Metabolically Healthy Obesity and Development of Chronic Kidney Disease: A Cohort Study

    loading  Checking for direct PDF access through Ovid

Abstract

Background:

The risk for chronic kidney disease (CKD) among obese persons without obesity-related metabolic abnormalities, called metabolically healthy obesity, is largely unexplored.

Objective:

To investigate the risk for incident CKD across categories of body mass index in a large cohort of metabolically healthy men and women.

Design:

Prospective cohort study.

Setting:

Kangbuk Samsung Health Study, Kangbuk Samsung Hospital, Seoul, South Korea.

Participants:

62 249 metabolically healthy, young and middle-aged men and women without CKD or proteinuria at baseline.

Measurements:

Metabolic health was defined as a homeostasis model assessment of insulin resistance less than 2.5 and absence of any component of the metabolic syndrome. Underweight, normal weight, overweight, and obesity were defined as a body mass index less than 18.5 kg/m2, 18.5 to 22.9 kg/m2, 23 to 24.9 kg/m2, and 25 kg/m2 or greater, respectively. The outcome was incident CKD, defined as an estimated glomerular filtration rate less than 60 mL/min/1.73 m2.

Results:

During 369 088 person-years of follow-up, 906 incident CKD cases were identified. The multivariable-adjusted differences in 5-year cumulative incidence of CKD in underweight, overweight, and obese participants compared with normal-weight participants were −4.0 (95% CI, −7.8 to −0.3), 3.5 (CI, 0.9 to 6.1), and 6.7 (CI, 3.0 to 10.4) cases per 1000 persons, respectively. These associations were consistently seen in all clinically relevant subgroups.

Limitation:

Chronic kidney disease was identified by a single measurement at each visit.

Conclusion:

Overweight and obesity are associated with an increased incidence of CKD in metabolically healthy young and middle-aged participants. These findings show that metabolically healthy obesity is not a harmless condition and that the obese phenotype, regardless of metabolic abnormalities, can adversely affect renal function.

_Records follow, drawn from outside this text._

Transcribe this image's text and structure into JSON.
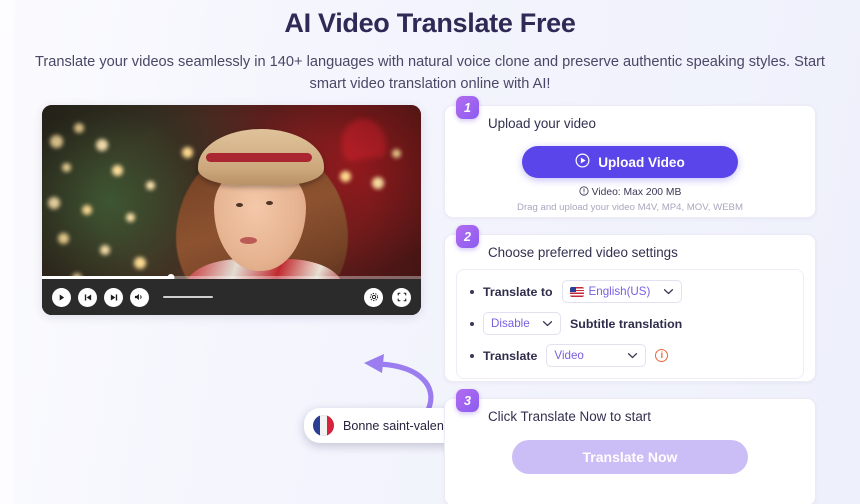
{
  "hero": {
    "title": "AI Video Translate Free",
    "subtitle": "Translate your videos seamlessly in 140+ languages with natural voice clone and preserve authentic speaking styles. Start smart video translation online with AI!"
  },
  "player": {
    "play_icon": "play-icon",
    "prev_icon": "skip-back-icon",
    "next_icon": "skip-forward-icon",
    "volume_icon": "volume-icon",
    "progress_percent": 34
  },
  "subtitle_tooltip": {
    "flag": "flag-fr-icon",
    "text": "Bonne saint-valentin."
  },
  "steps": [
    {
      "number": "1",
      "title": "Upload your video",
      "button_label": "Upload Video",
      "button_icon": "play-circle-icon",
      "note_icon": "info-circle-icon",
      "note_primary": "Video: Max 200 MB",
      "note_secondary": "Drag and upload your video M4V, MP4, MOV, WEBM",
      "accent": "#5a45ea"
    },
    {
      "number": "2",
      "title": "Choose preferred video settings",
      "settings": [
        {
          "label": "Translate to",
          "label_position": "before",
          "select_value": "English(US)",
          "select_icon": "flag-us-icon",
          "caret": "chevron-down-icon"
        },
        {
          "label": "Subtitle translation",
          "label_position": "after",
          "select_value": "Disable",
          "caret": "chevron-down-icon"
        },
        {
          "label": "Translate",
          "label_position": "before",
          "select_value": "Video",
          "caret": "chevron-down-icon",
          "info_icon": "info-circle-icon",
          "info_glyph": "i"
        }
      ]
    },
    {
      "number": "3",
      "title": "Click Translate Now to start",
      "button_label": "Translate Now",
      "button_disabled": true,
      "button_color": "#cbbdf5"
    }
  ],
  "colors": {
    "heading": "#2e2a55",
    "page_bg": "#f2f3fb",
    "primary": "#5a45ea",
    "badge_gradient_start": "#b36cf0",
    "badge_gradient_end": "#8b5cf0",
    "select_text": "#7a5fe0",
    "arrow": "#9b7df0"
  }
}
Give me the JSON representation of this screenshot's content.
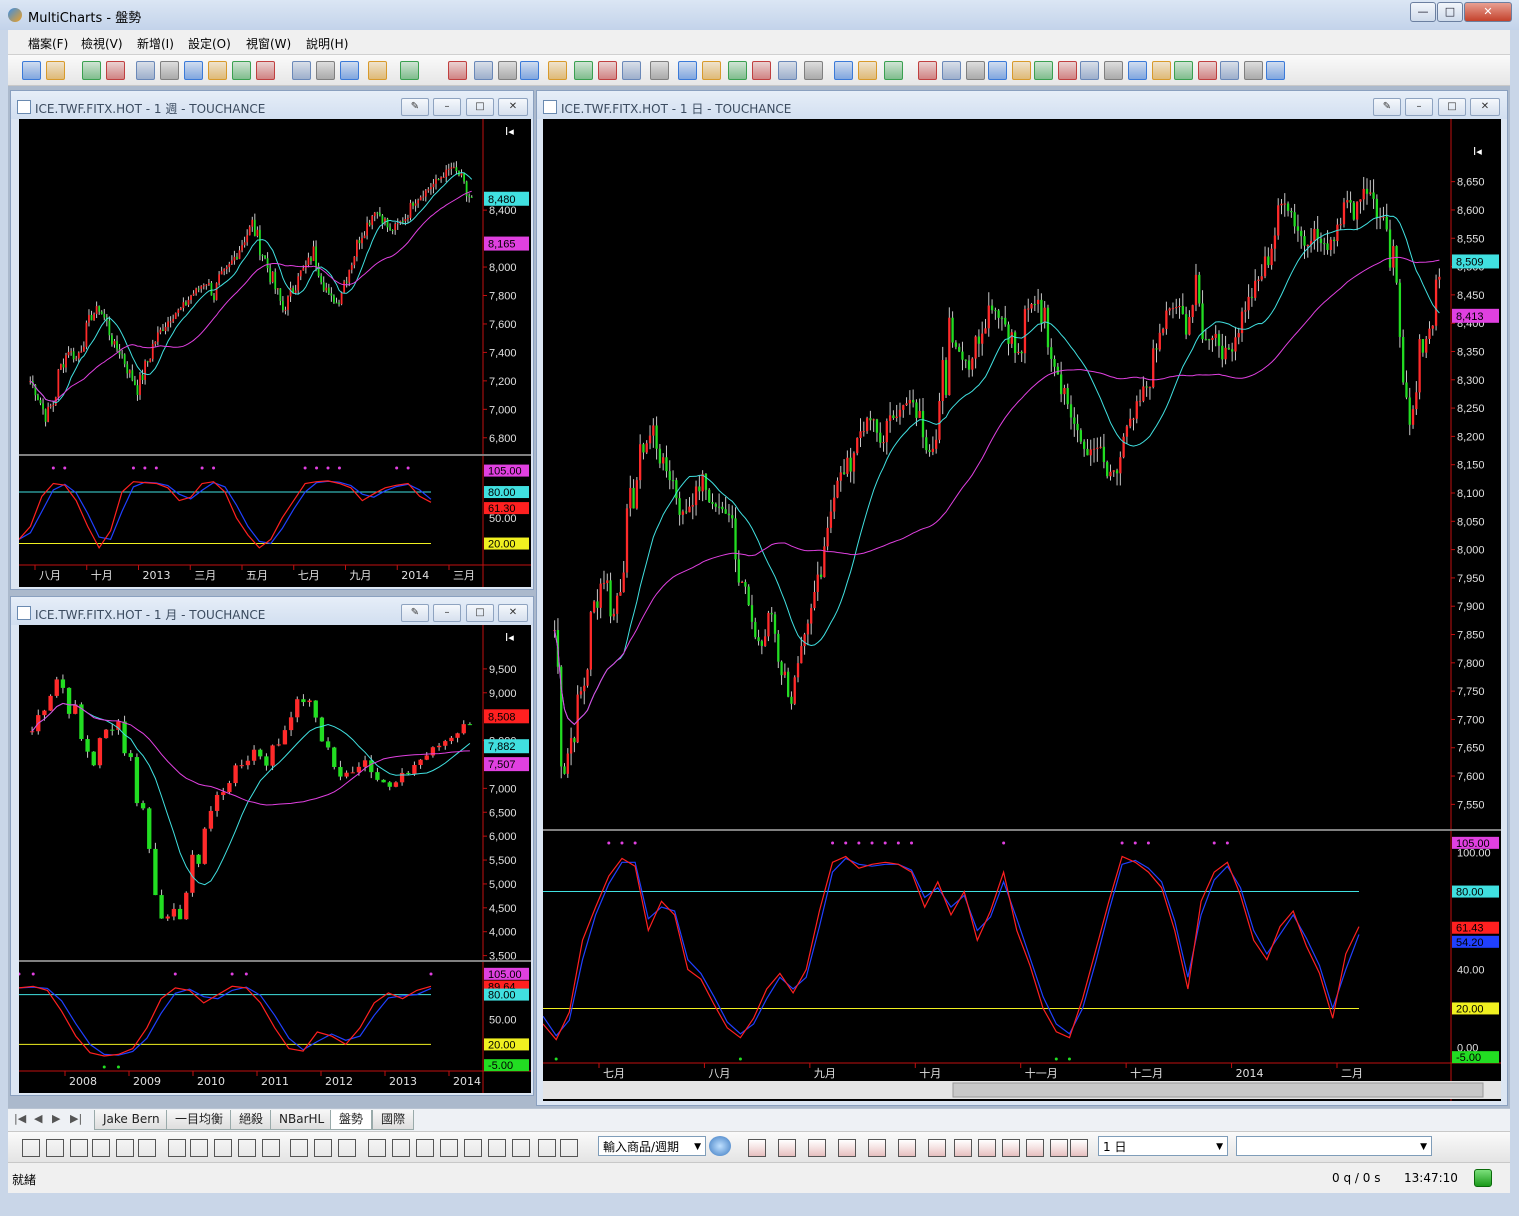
{
  "app": {
    "title": "MultiCharts - 盤勢"
  },
  "menu": [
    "檔案(F)",
    "檢視(V)",
    "新增(I)",
    "設定(O)",
    "視窗(W)",
    "說明(H)"
  ],
  "windows": {
    "weekly": {
      "title": "ICE.TWF.FITX.HOT - 1 週 - TOUCHANCE"
    },
    "monthly": {
      "title": "ICE.TWF.FITX.HOT - 1 月 - TOUCHANCE"
    },
    "daily": {
      "title": "ICE.TWF.FITX.HOT - 1 日 - TOUCHANCE"
    }
  },
  "tabs": [
    "Jake Bern",
    "一目均衡",
    "絕殺",
    "NBarHL",
    "盤勢",
    "國際"
  ],
  "active_tab": "盤勢",
  "symbol_combo": "輸入商品/週期",
  "interval_combo": "1 日",
  "status": {
    "text": "就緒",
    "queue": "0 q / 0 s",
    "time": "13:47:10"
  },
  "colors": {
    "up": "#ff2a2a",
    "down": "#22dd22",
    "fast_ma": "#40e0e0",
    "slow_ma": "#e040e0",
    "k_line": "#ff2020",
    "d_line": "#2040ff",
    "level_high": "#40e0e0",
    "level_low": "#f0f020"
  },
  "chart_data": [
    {
      "id": "daily",
      "type": "candlestick",
      "price_ticks": [
        "8,650",
        "8,600",
        "8,550",
        "8,500",
        "8,450",
        "8,400",
        "8,350",
        "8,300",
        "8,250",
        "8,200",
        "8,150",
        "8,100",
        "8,050",
        "8,000",
        "7,950",
        "7,900",
        "7,850",
        "7,800",
        "7,750",
        "7,700",
        "7,650",
        "7,600",
        "7,550"
      ],
      "price_range": [
        7510,
        8690
      ],
      "price_tags": [
        {
          "label": "8,509",
          "value": 8509,
          "color": "#40e0e0"
        },
        {
          "label": "8,413",
          "value": 8413,
          "color": "#e040e0"
        }
      ],
      "close_path": [
        7860,
        7620,
        7690,
        7770,
        7900,
        7960,
        7880,
        8000,
        8100,
        8180,
        8210,
        8150,
        8120,
        8060,
        8090,
        8120,
        8080,
        8070,
        8060,
        7950,
        7860,
        7830,
        7890,
        7790,
        7740,
        7800,
        7870,
        7990,
        8080,
        8130,
        8160,
        8210,
        8230,
        8190,
        8230,
        8250,
        8260,
        8230,
        8180,
        8200,
        8410,
        8350,
        8330,
        8380,
        8430,
        8420,
        8390,
        8330,
        8420,
        8450,
        8380,
        8320,
        8260,
        8200,
        8170,
        8180,
        8130,
        8140,
        8210,
        8240,
        8290,
        8350,
        8420,
        8430,
        8400,
        8450,
        8370,
        8380,
        8340,
        8380,
        8430,
        8460,
        8500,
        8560,
        8630,
        8580,
        8540,
        8560,
        8530,
        8560,
        8620,
        8600,
        8640,
        8620,
        8560,
        8480,
        8340,
        8220,
        8360,
        8420,
        8500
      ],
      "osc_ticks": [
        "100.00",
        "40.00",
        "0.00"
      ],
      "osc_range": [
        -8,
        108
      ],
      "osc_levels": [
        80,
        20
      ],
      "osc_tags": [
        {
          "label": "105.00",
          "value": 105,
          "color": "#e040e0"
        },
        {
          "label": "80.00",
          "value": 80,
          "color": "#40e0e0"
        },
        {
          "label": "61.43",
          "value": 61.43,
          "color": "#ff2020"
        },
        {
          "label": "54.20",
          "value": 54.2,
          "color": "#2040ff"
        },
        {
          "label": "20.00",
          "value": 20,
          "color": "#f0f020"
        },
        {
          "label": "-5.00",
          "value": -5,
          "color": "#22dd22"
        }
      ],
      "osc_k": [
        12,
        4,
        18,
        55,
        72,
        88,
        97,
        93,
        60,
        75,
        68,
        40,
        35,
        22,
        10,
        5,
        15,
        30,
        38,
        28,
        40,
        70,
        95,
        98,
        92,
        94,
        95,
        94,
        90,
        72,
        85,
        68,
        80,
        55,
        70,
        90,
        60,
        42,
        20,
        8,
        5,
        25,
        50,
        75,
        98,
        95,
        90,
        82,
        60,
        30,
        75,
        90,
        95,
        78,
        55,
        45,
        62,
        70,
        52,
        38,
        15,
        48,
        62
      ],
      "osc_d": [
        16,
        6,
        14,
        45,
        68,
        84,
        95,
        95,
        66,
        72,
        70,
        45,
        38,
        26,
        13,
        7,
        12,
        25,
        36,
        30,
        36,
        62,
        90,
        97,
        94,
        93,
        94,
        94,
        91,
        77,
        82,
        72,
        78,
        60,
        67,
        85,
        66,
        46,
        26,
        12,
        7,
        20,
        44,
        70,
        94,
        96,
        92,
        85,
        65,
        36,
        68,
        86,
        93,
        82,
        60,
        48,
        58,
        68,
        56,
        42,
        20,
        40,
        58
      ],
      "x_labels": [
        "七月",
        "八月",
        "九月",
        "十月",
        "十一月",
        "十二月",
        "2014",
        "二月"
      ]
    },
    {
      "id": "weekly",
      "type": "candlestick",
      "price_ticks": [
        "8,400",
        "8,000",
        "7,800",
        "7,600",
        "7,400",
        "7,200",
        "7,000",
        "6,800"
      ],
      "price_range": [
        6700,
        8900
      ],
      "price_tags": [
        {
          "label": "8,480",
          "value": 8480,
          "color": "#40e0e0"
        },
        {
          "label": "8,165",
          "value": 8165,
          "color": "#e040e0"
        }
      ],
      "close_path": [
        7200,
        7100,
        6950,
        7050,
        7300,
        7420,
        7350,
        7500,
        7650,
        7720,
        7600,
        7450,
        7380,
        7250,
        7150,
        7280,
        7450,
        7550,
        7620,
        7680,
        7720,
        7800,
        7850,
        7900,
        7800,
        7950,
        8000,
        8100,
        8200,
        8300,
        8150,
        8000,
        7850,
        7700,
        7800,
        7950,
        8000,
        8100,
        7950,
        7800,
        7750,
        7900,
        8050,
        8200,
        8300,
        8400,
        8350,
        8250,
        8300,
        8350,
        8450,
        8500,
        8550,
        8600,
        8650,
        8700,
        8650,
        8500,
        8480
      ],
      "osc_ticks": [
        "50.00"
      ],
      "osc_range": [
        -5,
        115
      ],
      "osc_levels": [
        80,
        20
      ],
      "osc_tags": [
        {
          "label": "105.00",
          "value": 105,
          "color": "#e040e0"
        },
        {
          "label": "80.00",
          "value": 80,
          "color": "#40e0e0"
        },
        {
          "label": "61.30",
          "value": 61.3,
          "color": "#ff2020"
        },
        {
          "label": "20.00",
          "value": 20,
          "color": "#f0f020"
        }
      ],
      "osc_k": [
        25,
        40,
        75,
        90,
        88,
        70,
        40,
        15,
        35,
        80,
        92,
        91,
        90,
        85,
        70,
        74,
        90,
        92,
        80,
        50,
        30,
        15,
        25,
        50,
        70,
        90,
        92,
        93,
        90,
        85,
        70,
        78,
        85,
        88,
        90,
        75,
        68
      ],
      "x_labels": [
        "八月",
        "十月",
        "2013",
        "三月",
        "五月",
        "七月",
        "九月",
        "2014",
        "三月"
      ]
    },
    {
      "id": "monthly",
      "type": "candlestick",
      "price_ticks": [
        "9,500",
        "9,000",
        "8,000",
        "7,000",
        "6,500",
        "6,000",
        "5,500",
        "5,000",
        "4,500",
        "4,000",
        "3,500"
      ],
      "price_range": [
        3450,
        10000
      ],
      "price_tags": [
        {
          "label": "8,508",
          "value": 8508,
          "color": "#ff2020"
        },
        {
          "label": "7,882",
          "value": 7882,
          "color": "#40e0e0"
        },
        {
          "label": "7,507",
          "value": 7507,
          "color": "#e040e0"
        }
      ],
      "close_path": [
        8200,
        8800,
        9300,
        8900,
        8000,
        7600,
        8200,
        8400,
        7500,
        6500,
        5000,
        4200,
        4500,
        5200,
        6200,
        6800,
        7200,
        7500,
        7800,
        7600,
        8000,
        8600,
        8900,
        8500,
        7800,
        7200,
        7400,
        7600,
        7300,
        7000,
        7200,
        7500,
        7700,
        7900,
        8100,
        8300,
        8500
      ],
      "osc_ticks": [
        "50.00"
      ],
      "osc_range": [
        -12,
        112
      ],
      "osc_levels": [
        80,
        20
      ],
      "osc_tags": [
        {
          "label": "105.00",
          "value": 105,
          "color": "#e040e0"
        },
        {
          "label": "89.64",
          "value": 89.64,
          "color": "#ff2020"
        },
        {
          "label": "80.00",
          "value": 80,
          "color": "#40e0e0"
        },
        {
          "label": "20.00",
          "value": 20,
          "color": "#f0f020"
        },
        {
          "label": "-5.00",
          "value": -5,
          "color": "#22dd22"
        }
      ],
      "osc_k": [
        88,
        90,
        85,
        60,
        30,
        10,
        6,
        8,
        15,
        40,
        75,
        88,
        85,
        70,
        80,
        90,
        88,
        70,
        40,
        15,
        12,
        35,
        30,
        20,
        40,
        70,
        82,
        75,
        85,
        90
      ],
      "x_labels": [
        "2008",
        "2009",
        "2010",
        "2011",
        "2012",
        "2013",
        "2014"
      ]
    }
  ]
}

Primary Funding Source:

None.

Related Topics

    loading  Loading Related Articles